  16. Federal Deposit Insurance Corporation (FDIC 2004). Your insured deposit: FDIC’s guide to deposit insurance coverageGoogle Scholar
  17. Flannery MJ (March 1994) Debt maturity and the deadweight cost of leverage: Optimally financing banking firms. Am Econ Rev 84:320–331Google Scholar
  18. Flannery MJ (October–December 2001) The faces of ’Market Discipline’. J Financ Serv Res 20:107–119CrossRefGoogle Scholar
  19. Goldberg LG, Hudgins S (1996) Response of uninsured depositors to impending S&L failures: Evidence of depositor discipline. Q Rev Econ Financ 36(3):311–325CrossRefGoogle Scholar
  20. Goldberg LG, Hudgins S (2002) Depositor discipline and changing strategies for regulating thrift institutions. J Financ Econ 63(2):263–274CrossRefGoogle Scholar
  21. Gorton G, Santomero AM (February 1990) Market discipline and bank subordinated debt. J Money, Credit Bank 22(1):119–128CrossRefGoogle Scholar
  22. Hall JR, King TB, Meyer AP, Vaughan MD (November 10, 2003) Did FDICIA enhance market discipline? A look at evidence from the jumbo-CD market. Working paperGoogle Scholar
  23. Hannan T, Hanweck GA (May 1988) Bank insolvency risk and the market for large certificates of deposit. J Money, Credit Bank 20:203–212CrossRefGoogle Scholar
  24. James CM (1988) The use of loan sales and standby letters of credit by commercial banks. J Monet Econ 22:395–422CrossRefGoogle Scholar
  25. James CM (1990) Heterogeneous creditors and the market value of bank LDC loan portfolios. J Monet Econ 25:325–346CrossRefGoogle Scholar
  26. Jordan JS (March/April 2000) Depositor discipline at failing banks. Federal Reserve Bank of Boston. N Engl Econ Rev 15–28Google Scholar
  27. Keeley MC (1990) Deposit insurance, risk and market power in banking. Am Econ Rev 80:1183–1200Google Scholar
  28. Lang WW, Robertson DD (January–February 2002) Analysis of proposals for a minimum subordinated debt requirement.

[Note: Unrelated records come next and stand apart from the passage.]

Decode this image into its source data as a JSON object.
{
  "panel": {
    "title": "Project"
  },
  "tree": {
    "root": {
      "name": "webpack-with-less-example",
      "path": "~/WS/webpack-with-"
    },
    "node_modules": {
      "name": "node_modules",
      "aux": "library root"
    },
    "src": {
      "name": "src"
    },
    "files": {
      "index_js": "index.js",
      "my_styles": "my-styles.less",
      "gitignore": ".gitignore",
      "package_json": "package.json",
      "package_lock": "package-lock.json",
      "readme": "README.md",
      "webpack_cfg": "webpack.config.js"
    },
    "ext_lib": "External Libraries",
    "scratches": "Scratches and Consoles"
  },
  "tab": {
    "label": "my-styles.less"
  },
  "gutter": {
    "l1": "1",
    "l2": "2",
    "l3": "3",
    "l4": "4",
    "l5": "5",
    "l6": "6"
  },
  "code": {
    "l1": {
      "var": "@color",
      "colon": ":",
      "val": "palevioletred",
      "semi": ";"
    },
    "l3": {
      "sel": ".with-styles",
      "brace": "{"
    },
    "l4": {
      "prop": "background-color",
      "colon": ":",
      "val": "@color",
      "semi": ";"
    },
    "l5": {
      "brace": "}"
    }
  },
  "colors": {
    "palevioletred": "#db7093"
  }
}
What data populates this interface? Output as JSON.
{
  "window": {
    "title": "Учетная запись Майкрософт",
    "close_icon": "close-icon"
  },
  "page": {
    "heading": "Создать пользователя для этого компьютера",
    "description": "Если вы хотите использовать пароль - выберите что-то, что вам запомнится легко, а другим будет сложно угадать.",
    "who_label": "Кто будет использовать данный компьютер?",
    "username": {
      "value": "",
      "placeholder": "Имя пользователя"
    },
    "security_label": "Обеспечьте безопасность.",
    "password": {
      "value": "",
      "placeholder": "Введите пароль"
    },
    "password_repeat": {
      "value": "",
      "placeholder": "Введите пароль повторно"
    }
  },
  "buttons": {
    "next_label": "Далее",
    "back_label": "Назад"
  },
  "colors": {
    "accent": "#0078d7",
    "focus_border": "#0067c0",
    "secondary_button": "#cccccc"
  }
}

J Econ Bus 54:115–136CrossRefGoogle Scholar
  29. Llewellyn DT (2002) Comment: The role of market discipline in a prompt corrective action regime, In: George G. Kaufman (ed), Prompt Corrective Action in Banking: Ten Years Later. Vol. 14 of Research in financial services: Private and public policy. New York: Elsevier 321–334Google Scholar
  30. Maechler A, McDill K (2006) Dynamic depositor discipline in U.S. banks. J Banking Finance 30(7):1871–1898CrossRefGoogle Scholar
  31. McDill K, Maechler A (2003) Do uninsured depositors vote with their feet? In: George G. Kaufman ed., Market discipline in banking: Theory and evidence. Vol. 15 of Research in financial services: Private and public policy. New York: Elsevier 211–248Google Scholar
  32. Office of the Inspector General. Material Loss Review of Hamilton Bank, N.A. OIG-03-032. U.S. Department of the Treasury (December 17, 2002)Google Scholar
  33. Park S, Peristiani S (1998) Market discipline by thrift depositors. J Money, Credit Bank 30(3):347–364CrossRefGoogle Scholar

Copyright information

© Springer Science + Business Media, LLC 2006

Authors and Affiliations

  • Andrew Mitsunori Davenport
    • 1
  • Kathleen Marie McDill
    • 1
  1. 1.Federal Deposit Insurance CorporationChicagoUSA

Personalised recommendations